The characters, too, help carry the burden of introducing such a vivid and complex world. They are nearly all of them memorable individuals that have arcs of growth and nuance as the story unfolds. But if I want to be honest, the parts I want to reread — the parts I have gone back to reread, several times — are the parts where Mahit interacts with her imago memory implant, a technology of her home station whereby the experience and skill of previous generations is grafted onto the new people in their roles, with great psychological care taken to integrate them with their predecessors’ personalities. Not to spoil a major plot point, but Mahit’s relationship with Yskandr, the former ambassador whose murder she is investigating — hampered by sabotage early on in the conflict between her home and the Empire — became the heart of the story for me. I found the concept fascinating and exceptionally well-drawn, and I particularly loved the theme behind the idea, of being seen and understood and not alone, with all the intimacy and peril that implies. That, too, chimes somewhat with a theme in The Goblin Emperor, though the implications are not at all drawn out in the same way.

I gave this a solid four stars on Goodreads and would rec it unreservedly for people who like the kinds of things I’ve described. It was hard for me to not read it like a writer, which I’m not sure is a fault at all, but it did put a small remove in my own intimacy with the story, and in any case it was so well written that it didn’t suffer by that undercurrent of examination. Definitely worth the purchase.

Review: Jodi Taylor, Just One Damned Thing After Another

[crossposted from Goodreads; slightly spoilery, caveat lector]

Just what it says on the tin.

A book club choice that I’m finally catching up on. Rather wish I’d read it last winter when it was being discussed — there were fun things to talk about in this one. Also wish I could give it 3 1/2 stars, as I definitely liked it better than The Japanese Lover and Where’d You Go, Bernadette? which were also book club reads.

In fact, I almost gave it four stars, but this book just fell enough short of the admiration I have for Ann Leckie’s recent books, the Rivers of London series, and a plurality of Terry Pratchett’s books — though if you like those, you should certainly try this.

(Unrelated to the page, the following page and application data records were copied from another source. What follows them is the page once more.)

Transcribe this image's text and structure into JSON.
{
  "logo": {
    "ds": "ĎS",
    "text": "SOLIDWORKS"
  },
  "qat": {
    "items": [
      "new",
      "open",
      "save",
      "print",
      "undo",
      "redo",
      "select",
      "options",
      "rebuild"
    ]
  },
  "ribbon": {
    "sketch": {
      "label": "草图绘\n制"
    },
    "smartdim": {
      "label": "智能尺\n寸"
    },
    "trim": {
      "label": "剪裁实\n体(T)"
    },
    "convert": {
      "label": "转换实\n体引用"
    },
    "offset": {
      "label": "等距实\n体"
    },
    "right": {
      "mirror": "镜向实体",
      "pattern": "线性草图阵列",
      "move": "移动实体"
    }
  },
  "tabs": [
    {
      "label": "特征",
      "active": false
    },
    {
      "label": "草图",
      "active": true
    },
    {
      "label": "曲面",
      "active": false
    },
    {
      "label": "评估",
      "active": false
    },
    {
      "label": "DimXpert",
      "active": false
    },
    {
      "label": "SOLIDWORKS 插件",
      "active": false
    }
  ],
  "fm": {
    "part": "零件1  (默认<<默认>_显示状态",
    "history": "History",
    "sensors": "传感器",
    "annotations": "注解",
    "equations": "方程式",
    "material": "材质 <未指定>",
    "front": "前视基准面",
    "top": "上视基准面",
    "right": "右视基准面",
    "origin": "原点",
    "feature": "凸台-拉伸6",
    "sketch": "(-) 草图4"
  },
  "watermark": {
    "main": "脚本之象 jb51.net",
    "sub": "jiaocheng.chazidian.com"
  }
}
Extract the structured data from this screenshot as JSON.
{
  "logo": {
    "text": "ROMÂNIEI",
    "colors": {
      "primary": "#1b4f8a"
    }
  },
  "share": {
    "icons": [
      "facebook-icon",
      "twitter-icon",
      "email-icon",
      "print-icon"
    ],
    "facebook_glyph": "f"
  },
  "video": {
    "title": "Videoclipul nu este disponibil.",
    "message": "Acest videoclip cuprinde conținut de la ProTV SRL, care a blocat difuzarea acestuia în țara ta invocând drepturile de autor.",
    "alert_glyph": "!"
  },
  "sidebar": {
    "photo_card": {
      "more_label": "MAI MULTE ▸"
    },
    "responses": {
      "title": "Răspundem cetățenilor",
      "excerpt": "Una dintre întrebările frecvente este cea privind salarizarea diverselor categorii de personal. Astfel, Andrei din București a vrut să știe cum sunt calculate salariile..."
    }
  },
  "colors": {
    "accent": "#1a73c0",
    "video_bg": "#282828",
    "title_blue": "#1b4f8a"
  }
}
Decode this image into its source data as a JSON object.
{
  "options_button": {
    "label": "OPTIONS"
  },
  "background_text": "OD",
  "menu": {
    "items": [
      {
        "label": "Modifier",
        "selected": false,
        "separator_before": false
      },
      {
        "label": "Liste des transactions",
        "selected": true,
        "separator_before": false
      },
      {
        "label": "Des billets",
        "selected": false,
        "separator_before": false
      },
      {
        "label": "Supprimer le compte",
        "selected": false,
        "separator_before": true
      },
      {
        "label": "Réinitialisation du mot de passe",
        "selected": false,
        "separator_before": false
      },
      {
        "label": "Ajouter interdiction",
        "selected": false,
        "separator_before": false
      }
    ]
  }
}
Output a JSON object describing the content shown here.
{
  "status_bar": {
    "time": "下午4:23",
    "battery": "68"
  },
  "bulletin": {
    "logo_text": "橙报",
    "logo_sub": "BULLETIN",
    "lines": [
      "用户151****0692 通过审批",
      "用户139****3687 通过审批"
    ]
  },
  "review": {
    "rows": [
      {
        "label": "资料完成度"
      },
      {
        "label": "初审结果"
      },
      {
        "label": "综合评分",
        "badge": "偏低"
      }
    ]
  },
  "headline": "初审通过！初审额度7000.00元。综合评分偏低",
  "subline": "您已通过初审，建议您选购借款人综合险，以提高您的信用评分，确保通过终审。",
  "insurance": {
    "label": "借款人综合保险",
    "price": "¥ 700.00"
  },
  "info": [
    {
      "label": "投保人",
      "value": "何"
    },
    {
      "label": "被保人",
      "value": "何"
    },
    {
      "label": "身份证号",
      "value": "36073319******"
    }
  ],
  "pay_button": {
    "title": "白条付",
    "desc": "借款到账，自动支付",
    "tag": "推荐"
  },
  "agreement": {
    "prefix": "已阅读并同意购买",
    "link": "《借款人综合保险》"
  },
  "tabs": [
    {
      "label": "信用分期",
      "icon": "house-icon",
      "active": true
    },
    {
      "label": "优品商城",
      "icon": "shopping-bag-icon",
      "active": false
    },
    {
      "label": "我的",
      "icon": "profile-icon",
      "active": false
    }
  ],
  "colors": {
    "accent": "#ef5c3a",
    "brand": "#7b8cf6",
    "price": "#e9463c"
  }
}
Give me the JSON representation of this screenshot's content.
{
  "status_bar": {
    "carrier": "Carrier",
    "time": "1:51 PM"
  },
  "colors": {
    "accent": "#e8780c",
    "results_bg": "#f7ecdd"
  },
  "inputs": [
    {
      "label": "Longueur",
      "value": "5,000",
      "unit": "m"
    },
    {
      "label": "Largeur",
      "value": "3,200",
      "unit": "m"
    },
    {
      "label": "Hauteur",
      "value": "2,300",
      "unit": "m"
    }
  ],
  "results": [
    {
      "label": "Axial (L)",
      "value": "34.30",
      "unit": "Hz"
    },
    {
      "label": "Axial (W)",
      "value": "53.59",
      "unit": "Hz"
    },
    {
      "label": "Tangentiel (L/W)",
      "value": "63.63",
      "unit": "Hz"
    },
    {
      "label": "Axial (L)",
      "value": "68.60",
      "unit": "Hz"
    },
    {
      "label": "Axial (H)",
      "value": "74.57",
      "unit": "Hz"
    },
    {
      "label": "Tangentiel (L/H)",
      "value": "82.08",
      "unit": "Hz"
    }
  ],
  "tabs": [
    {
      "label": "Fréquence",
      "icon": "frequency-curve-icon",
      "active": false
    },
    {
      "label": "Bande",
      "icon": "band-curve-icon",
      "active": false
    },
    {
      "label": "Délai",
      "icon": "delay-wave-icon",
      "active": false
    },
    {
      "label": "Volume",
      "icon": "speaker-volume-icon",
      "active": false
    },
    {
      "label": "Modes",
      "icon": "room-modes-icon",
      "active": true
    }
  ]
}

The first-person protagonist is a firecracker (or maybe something slightly less benign), with a snarky voice and the most towering capacity for mayhem this side of Miles Vorkosigan. The story was compelling enough to finish in one sitting (the plot, being more or less solid events from start to finish, definitely lends itself to this), but that very sense of undifferentiated urgency left me without much of a grasp on the story, much like when I was a kid in gym shaking a parachute, losing hold of my edge, and fumbling to catch it again. I can’t tell if this is a feature or a bug.

[Mild spoiler] Meanwhile, the characters our heroine makes enemies with turn out to be the bad guys — what are the odds? This sort of thing really annoys me in principle, but in practice this book was saved by the fact that Jodi Taylor is very good at spotting difficulties and lampshading them. (Nothing wrong with a little lampshading! I’ve been known to use the technique myself.) Max, who apparently comes from an unspeakably abusive childhood, second-guesses herself when working out who the villians are, and even gives them more credit than she should precisely because she doesn’t like them. Very believably, she does not trust her own trust meter, with widely mixed results.

Similarly, most of the characters are types, which is handy in a book as full of “damned things” as this is — but if the story gets round to them, they act interestingly within their types, though in some cases less believably than Max.

The emotional throughline of the story was very compelling, and would have been more so if there’d been more dynamic range, but there was never time for anything like that, nor even to grieve for the characters who got killed, many of them gone just as one gets to know them.

These things annoyed me a good deal, which, as I said, is ultimately a point in this book’s favor because it was the opposite of “meh” — so I don’t wish I had my Sunday afternoon back. And isn’t that what we ask of a book first and foremost?